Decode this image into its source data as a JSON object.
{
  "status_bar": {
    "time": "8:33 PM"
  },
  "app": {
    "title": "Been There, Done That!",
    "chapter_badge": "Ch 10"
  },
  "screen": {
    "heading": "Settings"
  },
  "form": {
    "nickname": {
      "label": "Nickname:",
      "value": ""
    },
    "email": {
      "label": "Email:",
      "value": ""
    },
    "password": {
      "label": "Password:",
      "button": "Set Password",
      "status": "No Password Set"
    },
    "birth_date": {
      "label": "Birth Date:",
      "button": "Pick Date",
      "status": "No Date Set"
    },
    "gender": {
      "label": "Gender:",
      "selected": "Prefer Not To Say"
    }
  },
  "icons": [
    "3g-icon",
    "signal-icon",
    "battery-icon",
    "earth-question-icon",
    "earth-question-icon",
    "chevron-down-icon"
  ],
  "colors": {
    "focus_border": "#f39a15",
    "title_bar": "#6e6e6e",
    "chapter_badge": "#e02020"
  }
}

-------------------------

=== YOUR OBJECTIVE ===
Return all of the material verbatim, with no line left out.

=== EXERCISE SOLUTION ===
Decode this image into its source data as a JSON object.
{
  "status_bar": {
    "time": "8:33 PM"
  },
  "app": {
    "title": "Been There, Done That!",
    "chapter_badge": "Ch 10"
  },
  "screen": {
    "heading": "Settings"
  },
  "form": {
    "nickname": {
      "label": "Nickname:",
      "value": ""
    },
    "email": {
      "label": "Email:",
      "value": ""
    },
    "password": {
      "label": "Password:",
      "button": "Set Password",
      "status": "No Password Set"
    },
    "birth_date": {
      "label": "Birth Date:",
      "button": "Pick Date",
      "status": "No Date Set"
    },
    "gender": {
      "label": "Gender:",
      "selected": "Prefer Not To Say"
    }
  },
  "icons": [
    "3g-icon",
    "signal-icon",
    "battery-icon",
    "earth-question-icon",
    "earth-question-icon",
    "chevron-down-icon"
  ],
  "colors": {
    "focus_border": "#f39a15",
    "title_bar": "#6e6e6e",
    "chapter_badge": "#e02020"
  }
}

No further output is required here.